**Work task**
Everything in the records must appear again exactly, except the images.

**Provided records**
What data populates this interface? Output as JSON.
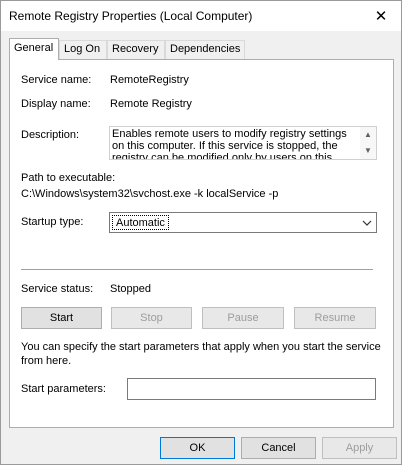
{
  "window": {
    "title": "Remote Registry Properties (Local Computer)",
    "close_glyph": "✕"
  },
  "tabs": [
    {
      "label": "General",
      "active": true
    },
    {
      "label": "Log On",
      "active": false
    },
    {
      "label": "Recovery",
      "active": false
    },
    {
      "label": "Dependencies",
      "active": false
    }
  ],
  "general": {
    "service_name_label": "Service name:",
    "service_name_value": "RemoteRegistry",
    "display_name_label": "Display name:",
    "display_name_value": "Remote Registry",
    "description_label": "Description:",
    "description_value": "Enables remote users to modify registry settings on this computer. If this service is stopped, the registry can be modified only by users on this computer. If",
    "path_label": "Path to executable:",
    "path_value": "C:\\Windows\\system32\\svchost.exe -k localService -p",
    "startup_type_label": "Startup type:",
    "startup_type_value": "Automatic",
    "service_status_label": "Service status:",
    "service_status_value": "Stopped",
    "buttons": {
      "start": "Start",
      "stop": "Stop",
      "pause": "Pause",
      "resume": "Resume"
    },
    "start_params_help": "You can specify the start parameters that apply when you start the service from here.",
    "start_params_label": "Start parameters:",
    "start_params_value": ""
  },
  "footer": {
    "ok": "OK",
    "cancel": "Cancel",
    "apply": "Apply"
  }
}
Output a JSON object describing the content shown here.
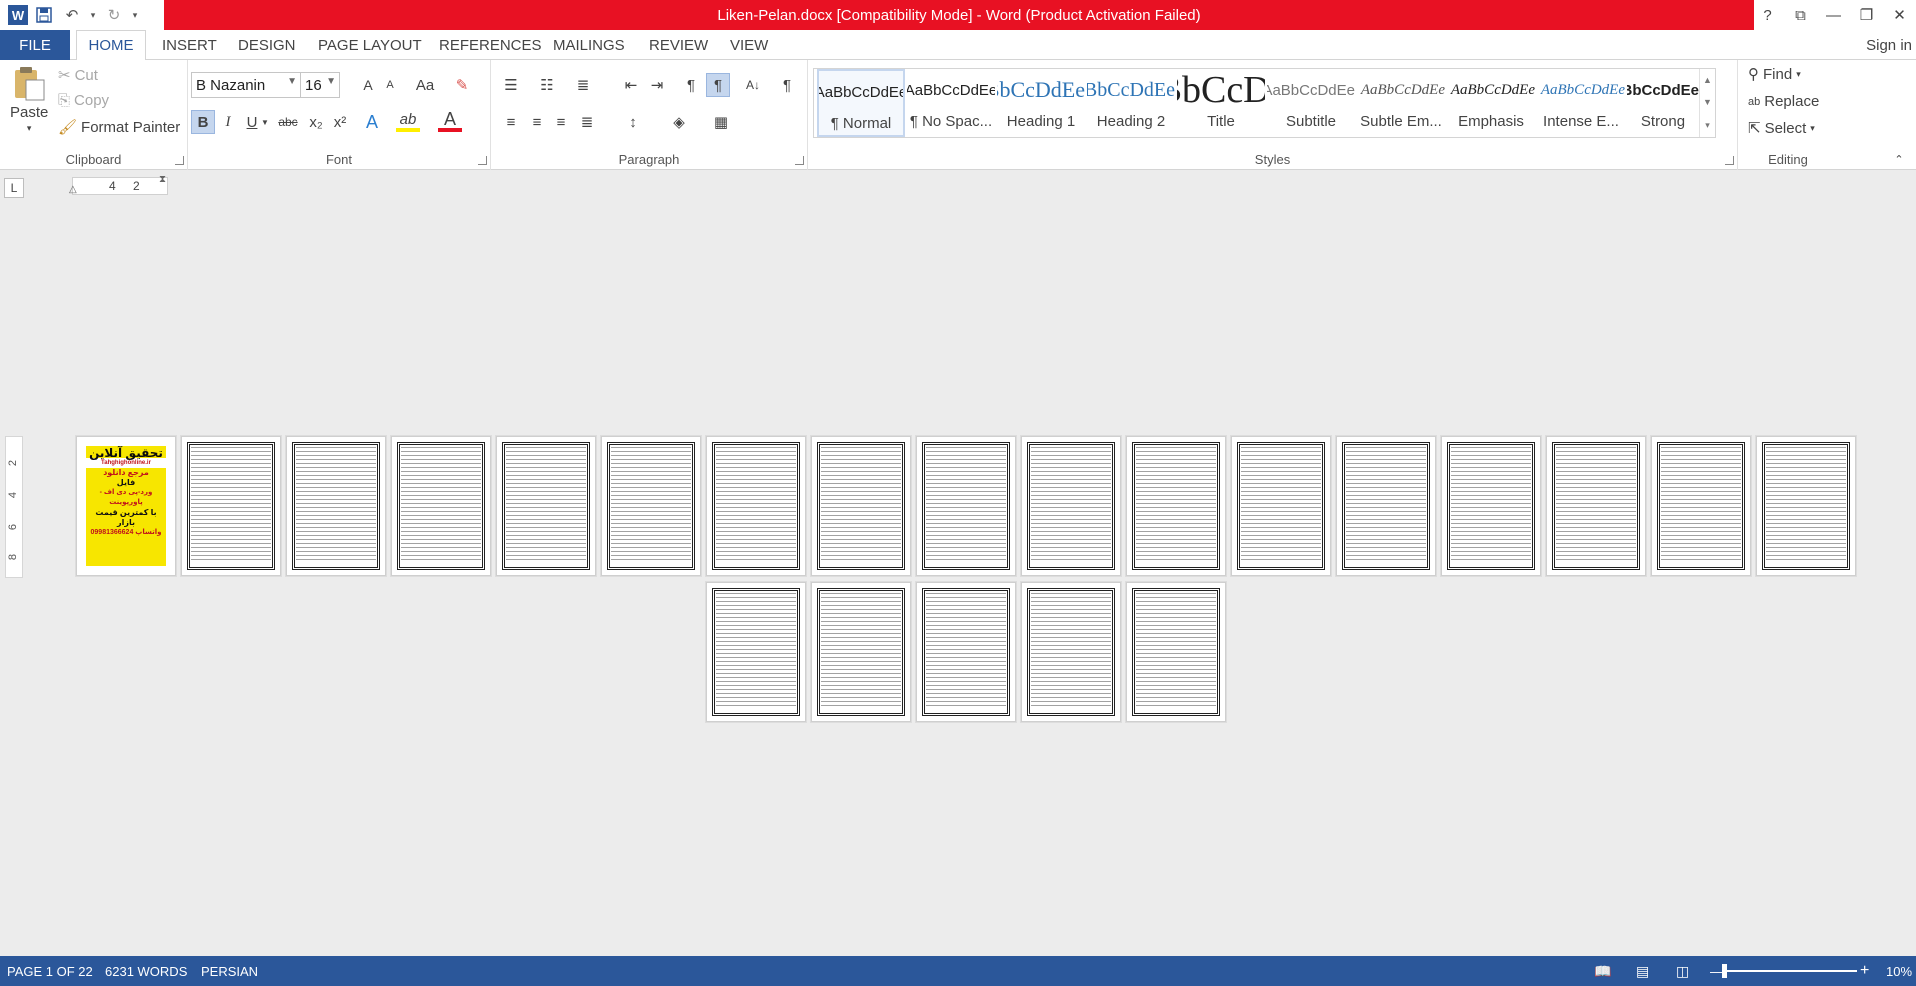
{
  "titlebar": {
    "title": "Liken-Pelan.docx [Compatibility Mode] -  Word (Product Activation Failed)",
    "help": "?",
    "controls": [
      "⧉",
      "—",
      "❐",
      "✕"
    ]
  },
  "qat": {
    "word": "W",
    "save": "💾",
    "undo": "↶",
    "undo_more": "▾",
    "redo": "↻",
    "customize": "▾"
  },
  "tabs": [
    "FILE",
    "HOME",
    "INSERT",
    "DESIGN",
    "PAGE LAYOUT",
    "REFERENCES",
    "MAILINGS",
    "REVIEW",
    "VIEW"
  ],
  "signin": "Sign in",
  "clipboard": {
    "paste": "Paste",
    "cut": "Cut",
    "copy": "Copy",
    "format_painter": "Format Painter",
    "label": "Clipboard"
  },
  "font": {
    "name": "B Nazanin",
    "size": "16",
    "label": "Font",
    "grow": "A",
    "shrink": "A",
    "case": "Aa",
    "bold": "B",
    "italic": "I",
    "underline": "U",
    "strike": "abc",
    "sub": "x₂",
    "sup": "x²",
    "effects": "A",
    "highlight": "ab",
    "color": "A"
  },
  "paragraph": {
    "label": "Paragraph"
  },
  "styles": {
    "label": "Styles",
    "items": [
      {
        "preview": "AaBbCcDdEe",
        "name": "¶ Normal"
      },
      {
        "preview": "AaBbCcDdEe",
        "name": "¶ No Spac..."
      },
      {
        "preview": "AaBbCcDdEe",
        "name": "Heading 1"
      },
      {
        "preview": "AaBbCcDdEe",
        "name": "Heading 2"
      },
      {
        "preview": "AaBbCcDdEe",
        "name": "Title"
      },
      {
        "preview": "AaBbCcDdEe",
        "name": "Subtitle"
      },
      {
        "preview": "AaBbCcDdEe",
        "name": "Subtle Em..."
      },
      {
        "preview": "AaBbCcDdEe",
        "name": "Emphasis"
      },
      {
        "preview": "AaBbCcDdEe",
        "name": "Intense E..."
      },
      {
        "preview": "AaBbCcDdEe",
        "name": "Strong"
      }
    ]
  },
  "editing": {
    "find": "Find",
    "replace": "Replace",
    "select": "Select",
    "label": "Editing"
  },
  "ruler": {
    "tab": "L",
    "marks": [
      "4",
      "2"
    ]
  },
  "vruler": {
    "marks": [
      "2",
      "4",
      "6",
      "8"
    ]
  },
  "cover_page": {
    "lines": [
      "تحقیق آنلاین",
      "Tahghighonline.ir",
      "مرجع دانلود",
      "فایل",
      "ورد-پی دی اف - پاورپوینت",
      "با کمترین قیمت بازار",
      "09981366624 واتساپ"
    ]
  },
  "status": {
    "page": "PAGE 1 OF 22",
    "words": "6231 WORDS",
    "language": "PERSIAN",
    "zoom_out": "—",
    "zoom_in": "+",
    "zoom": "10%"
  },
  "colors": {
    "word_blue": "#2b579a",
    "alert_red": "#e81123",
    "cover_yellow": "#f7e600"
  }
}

**Response area**
What data populates this interface? Output as JSON.
{
  "window": {
    "title": "Remote Registry Properties (Local Computer)",
    "close_glyph": "✕"
  },
  "tabs": [
    {
      "label": "General",
      "active": true
    },
    {
      "label": "Log On",
      "active": false
    },
    {
      "label": "Recovery",
      "active": false
    },
    {
      "label": "Dependencies",
      "active": false
    }
  ],
  "general": {
    "service_name_label": "Service name:",
    "service_name_value": "RemoteRegistry",
    "display_name_label": "Display name:",
    "display_name_value": "Remote Registry",
    "description_label": "Description:",
    "description_value": "Enables remote users to modify registry settings on this computer. If this service is stopped, the registry can be modified only by users on this computer. If",
    "path_label": "Path to executable:",
    "path_value": "C:\\Windows\\system32\\svchost.exe -k localService -p",
    "startup_type_label": "Startup type:",
    "startup_type_value": "Automatic",
    "service_status_label": "Service status:",
    "service_status_value": "Stopped",
    "buttons": {
      "start": "Start",
      "stop": "Stop",
      "pause": "Pause",
      "resume": "Resume"
    },
    "start_params_help": "You can specify the start parameters that apply when you start the service from here.",
    "start_params_label": "Start parameters:",
    "start_params_value": ""
  },
  "footer": {
    "ok": "OK",
    "cancel": "Cancel",
    "apply": "Apply"
  }
}
Output a JSON object describing the content shown here.
{
  "titlebar": {
    "title": "Liken-Pelan.docx [Compatibility Mode] -  Word (Product Activation Failed)",
    "help": "?",
    "controls": [
      "⧉",
      "—",
      "❐",
      "✕"
    ]
  },
  "qat": {
    "word": "W",
    "save": "💾",
    "undo": "↶",
    "undo_more": "▾",
    "redo": "↻",
    "customize": "▾"
  },
  "tabs": [
    "FILE",
    "HOME",
    "INSERT",
    "DESIGN",
    "PAGE LAYOUT",
    "REFERENCES",
    "MAILINGS",
    "REVIEW",
    "VIEW"
  ],
  "signin": "Sign in",
  "clipboard": {
    "paste": "Paste",
    "cut": "Cut",
    "copy": "Copy",
    "format_painter": "Format Painter",
    "label": "Clipboard"
  },
  "font": {
    "name": "B Nazanin",
    "size": "16",
    "label": "Font",
    "grow": "A",
    "shrink": "A",
    "case": "Aa",
    "bold": "B",
    "italic": "I",
    "underline": "U",
    "strike": "abc",
    "sub": "x₂",
    "sup": "x²",
    "effects": "A",
    "highlight": "ab",
    "color": "A"
  },
  "paragraph": {
    "label": "Paragraph"
  },
  "styles": {
    "label": "Styles",
    "items": [
      {
        "preview": "AaBbCcDdEe",
        "name": "¶ Normal"
      },
      {
        "preview": "AaBbCcDdEe",
        "name": "¶ No Spac..."
      },
      {
        "preview": "AaBbCcDdEe",
        "name": "Heading 1"
      },
      {
        "preview": "AaBbCcDdEe",
        "name": "Heading 2"
      },
      {
        "preview": "AaBbCcDdEe",
        "name": "Title"
      },
      {
        "preview": "AaBbCcDdEe",
        "name": "Subtitle"
      },
      {
        "preview": "AaBbCcDdEe",
        "name": "Subtle Em..."
      },
      {
        "preview": "AaBbCcDdEe",
        "name": "Emphasis"
      },
      {
        "preview": "AaBbCcDdEe",
        "name": "Intense E..."
      },
      {
        "preview": "AaBbCcDdEe",
        "name": "Strong"
      }
    ]
  },
  "editing": {
    "find": "Find",
    "replace": "Replace",
    "select": "Select",
    "label": "Editing"
  },
  "ruler": {
    "tab": "L",
    "marks": [
      "4",
      "2"
    ]
  },
  "vruler": {
    "marks": [
      "2",
      "4",
      "6",
      "8"
    ]
  },
  "cover_page": {
    "lines": [
      "تحقیق آنلاین",
      "Tahghighonline.ir",
      "مرجع دانلود",
      "فایل",
      "ورد-پی دی اف - پاورپوینت",
      "با کمترین قیمت بازار",
      "09981366624 واتساپ"
    ]
  },
  "status": {
    "page": "PAGE 1 OF 22",
    "words": "6231 WORDS",
    "language": "PERSIAN",
    "zoom_out": "—",
    "zoom_in": "+",
    "zoom": "10%"
  },
  "colors": {
    "word_blue": "#2b579a",
    "alert_red": "#e81123",
    "cover_yellow": "#f7e600"
  }
}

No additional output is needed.